▶ [AIM OF THE TASK]
Collect every line in the records below that contains the word "initial".

(SUPPLIED RECORDS begins)

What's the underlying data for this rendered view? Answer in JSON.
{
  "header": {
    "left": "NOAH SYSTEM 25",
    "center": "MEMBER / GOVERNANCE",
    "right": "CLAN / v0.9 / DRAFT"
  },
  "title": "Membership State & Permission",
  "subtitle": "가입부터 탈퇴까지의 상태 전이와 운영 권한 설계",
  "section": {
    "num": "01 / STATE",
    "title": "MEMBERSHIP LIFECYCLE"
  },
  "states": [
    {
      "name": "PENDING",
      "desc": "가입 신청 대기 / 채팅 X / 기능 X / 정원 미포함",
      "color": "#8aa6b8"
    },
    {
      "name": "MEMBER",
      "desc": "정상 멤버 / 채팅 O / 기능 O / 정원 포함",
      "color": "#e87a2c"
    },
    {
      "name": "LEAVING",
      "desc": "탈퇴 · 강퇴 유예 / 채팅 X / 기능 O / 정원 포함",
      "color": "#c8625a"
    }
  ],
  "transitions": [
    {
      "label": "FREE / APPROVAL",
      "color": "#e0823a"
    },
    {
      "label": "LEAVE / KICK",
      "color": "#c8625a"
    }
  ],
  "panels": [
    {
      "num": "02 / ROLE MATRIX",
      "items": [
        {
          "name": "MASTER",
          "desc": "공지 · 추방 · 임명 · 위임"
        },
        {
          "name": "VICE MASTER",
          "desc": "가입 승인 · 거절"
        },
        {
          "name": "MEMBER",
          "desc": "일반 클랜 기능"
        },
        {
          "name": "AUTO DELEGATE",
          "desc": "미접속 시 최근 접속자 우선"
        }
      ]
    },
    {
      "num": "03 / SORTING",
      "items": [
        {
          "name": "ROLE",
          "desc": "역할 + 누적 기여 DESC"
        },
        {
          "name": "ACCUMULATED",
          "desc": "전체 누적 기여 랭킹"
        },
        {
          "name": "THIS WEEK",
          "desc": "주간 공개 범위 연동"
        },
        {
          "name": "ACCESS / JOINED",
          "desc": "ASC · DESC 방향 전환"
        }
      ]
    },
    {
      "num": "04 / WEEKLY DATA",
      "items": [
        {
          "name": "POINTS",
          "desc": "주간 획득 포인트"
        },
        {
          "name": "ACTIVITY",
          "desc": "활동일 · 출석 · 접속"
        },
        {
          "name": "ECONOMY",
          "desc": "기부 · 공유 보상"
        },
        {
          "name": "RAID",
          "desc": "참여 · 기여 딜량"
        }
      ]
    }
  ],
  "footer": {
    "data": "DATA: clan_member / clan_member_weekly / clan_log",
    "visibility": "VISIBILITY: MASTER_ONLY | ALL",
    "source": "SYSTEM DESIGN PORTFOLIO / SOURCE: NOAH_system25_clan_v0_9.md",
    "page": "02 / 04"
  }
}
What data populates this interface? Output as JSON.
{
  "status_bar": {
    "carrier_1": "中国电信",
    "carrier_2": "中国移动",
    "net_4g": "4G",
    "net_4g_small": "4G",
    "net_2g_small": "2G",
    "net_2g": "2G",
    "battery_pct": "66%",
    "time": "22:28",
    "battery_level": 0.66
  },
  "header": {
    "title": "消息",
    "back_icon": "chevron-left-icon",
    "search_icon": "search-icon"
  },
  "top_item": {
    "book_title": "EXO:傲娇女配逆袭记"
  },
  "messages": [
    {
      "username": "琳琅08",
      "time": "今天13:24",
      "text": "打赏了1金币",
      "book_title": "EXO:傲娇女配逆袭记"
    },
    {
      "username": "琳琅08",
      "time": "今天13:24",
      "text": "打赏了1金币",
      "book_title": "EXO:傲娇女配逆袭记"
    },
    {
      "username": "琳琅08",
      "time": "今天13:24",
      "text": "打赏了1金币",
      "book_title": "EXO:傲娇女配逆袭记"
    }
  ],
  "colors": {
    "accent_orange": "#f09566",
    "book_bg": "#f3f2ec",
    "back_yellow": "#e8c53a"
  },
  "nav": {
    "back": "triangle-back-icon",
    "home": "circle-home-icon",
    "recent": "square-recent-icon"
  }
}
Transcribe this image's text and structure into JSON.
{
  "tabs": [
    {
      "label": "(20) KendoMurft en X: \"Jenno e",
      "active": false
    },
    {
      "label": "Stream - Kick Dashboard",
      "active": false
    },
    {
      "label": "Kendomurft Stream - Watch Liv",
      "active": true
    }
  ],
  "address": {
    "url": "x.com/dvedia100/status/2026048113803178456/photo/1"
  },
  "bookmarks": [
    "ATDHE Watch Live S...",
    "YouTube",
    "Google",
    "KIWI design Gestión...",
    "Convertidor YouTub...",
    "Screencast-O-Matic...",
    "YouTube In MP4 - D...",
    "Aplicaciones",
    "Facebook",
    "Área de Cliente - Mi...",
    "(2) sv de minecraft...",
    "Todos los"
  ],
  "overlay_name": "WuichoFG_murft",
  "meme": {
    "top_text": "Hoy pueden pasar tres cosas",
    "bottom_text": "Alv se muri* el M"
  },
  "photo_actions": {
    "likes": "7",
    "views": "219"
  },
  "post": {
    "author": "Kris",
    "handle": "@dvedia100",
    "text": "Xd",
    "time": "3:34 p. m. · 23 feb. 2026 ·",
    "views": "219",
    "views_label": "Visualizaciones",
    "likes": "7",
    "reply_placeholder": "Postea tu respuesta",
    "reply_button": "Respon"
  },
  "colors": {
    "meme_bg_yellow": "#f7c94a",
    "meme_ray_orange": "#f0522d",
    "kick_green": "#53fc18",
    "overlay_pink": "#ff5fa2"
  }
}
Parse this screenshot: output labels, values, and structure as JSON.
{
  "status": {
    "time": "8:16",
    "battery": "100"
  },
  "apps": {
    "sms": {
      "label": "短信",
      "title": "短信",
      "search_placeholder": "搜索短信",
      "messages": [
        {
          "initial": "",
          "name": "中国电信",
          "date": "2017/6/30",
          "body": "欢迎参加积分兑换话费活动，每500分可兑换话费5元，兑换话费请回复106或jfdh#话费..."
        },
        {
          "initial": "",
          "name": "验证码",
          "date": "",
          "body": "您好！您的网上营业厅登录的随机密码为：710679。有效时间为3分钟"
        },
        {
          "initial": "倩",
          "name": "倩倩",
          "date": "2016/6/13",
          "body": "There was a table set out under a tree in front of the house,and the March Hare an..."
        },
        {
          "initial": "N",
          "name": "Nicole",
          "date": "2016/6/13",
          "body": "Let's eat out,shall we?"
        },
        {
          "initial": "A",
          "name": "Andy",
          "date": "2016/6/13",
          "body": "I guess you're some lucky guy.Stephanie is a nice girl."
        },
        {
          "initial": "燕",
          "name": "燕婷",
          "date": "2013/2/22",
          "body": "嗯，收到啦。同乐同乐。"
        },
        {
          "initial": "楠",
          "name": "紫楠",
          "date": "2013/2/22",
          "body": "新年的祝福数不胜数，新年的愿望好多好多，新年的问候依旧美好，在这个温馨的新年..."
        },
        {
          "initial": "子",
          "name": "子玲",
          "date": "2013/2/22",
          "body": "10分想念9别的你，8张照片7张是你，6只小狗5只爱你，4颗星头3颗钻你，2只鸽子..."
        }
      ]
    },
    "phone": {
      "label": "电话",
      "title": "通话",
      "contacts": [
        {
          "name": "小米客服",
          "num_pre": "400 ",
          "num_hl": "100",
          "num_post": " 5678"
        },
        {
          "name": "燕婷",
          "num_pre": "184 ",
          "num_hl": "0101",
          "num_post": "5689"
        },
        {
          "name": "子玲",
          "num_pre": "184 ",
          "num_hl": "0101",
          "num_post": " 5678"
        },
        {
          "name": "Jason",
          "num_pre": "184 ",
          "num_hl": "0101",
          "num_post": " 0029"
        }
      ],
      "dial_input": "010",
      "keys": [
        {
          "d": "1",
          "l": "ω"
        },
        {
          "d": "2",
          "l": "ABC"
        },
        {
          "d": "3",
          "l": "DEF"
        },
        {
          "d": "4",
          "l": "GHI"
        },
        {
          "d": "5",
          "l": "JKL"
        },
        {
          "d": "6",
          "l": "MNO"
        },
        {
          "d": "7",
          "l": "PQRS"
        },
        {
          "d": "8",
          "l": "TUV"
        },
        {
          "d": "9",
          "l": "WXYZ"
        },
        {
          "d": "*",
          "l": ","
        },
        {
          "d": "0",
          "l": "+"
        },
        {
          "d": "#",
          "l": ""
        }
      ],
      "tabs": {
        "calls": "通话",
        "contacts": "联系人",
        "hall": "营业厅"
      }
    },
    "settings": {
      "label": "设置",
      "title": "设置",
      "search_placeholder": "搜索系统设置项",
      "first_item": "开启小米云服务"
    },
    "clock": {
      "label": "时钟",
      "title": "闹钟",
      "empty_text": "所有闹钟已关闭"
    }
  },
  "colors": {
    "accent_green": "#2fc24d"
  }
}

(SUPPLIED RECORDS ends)

▶ [ANSWER AREA]
          "initial": "",
          "initial": "",
          "initial": "倩",
          "initial": "N",
          "initial": "A",
          "initial": "燕",
          "initial": "楠",
          "initial": "子",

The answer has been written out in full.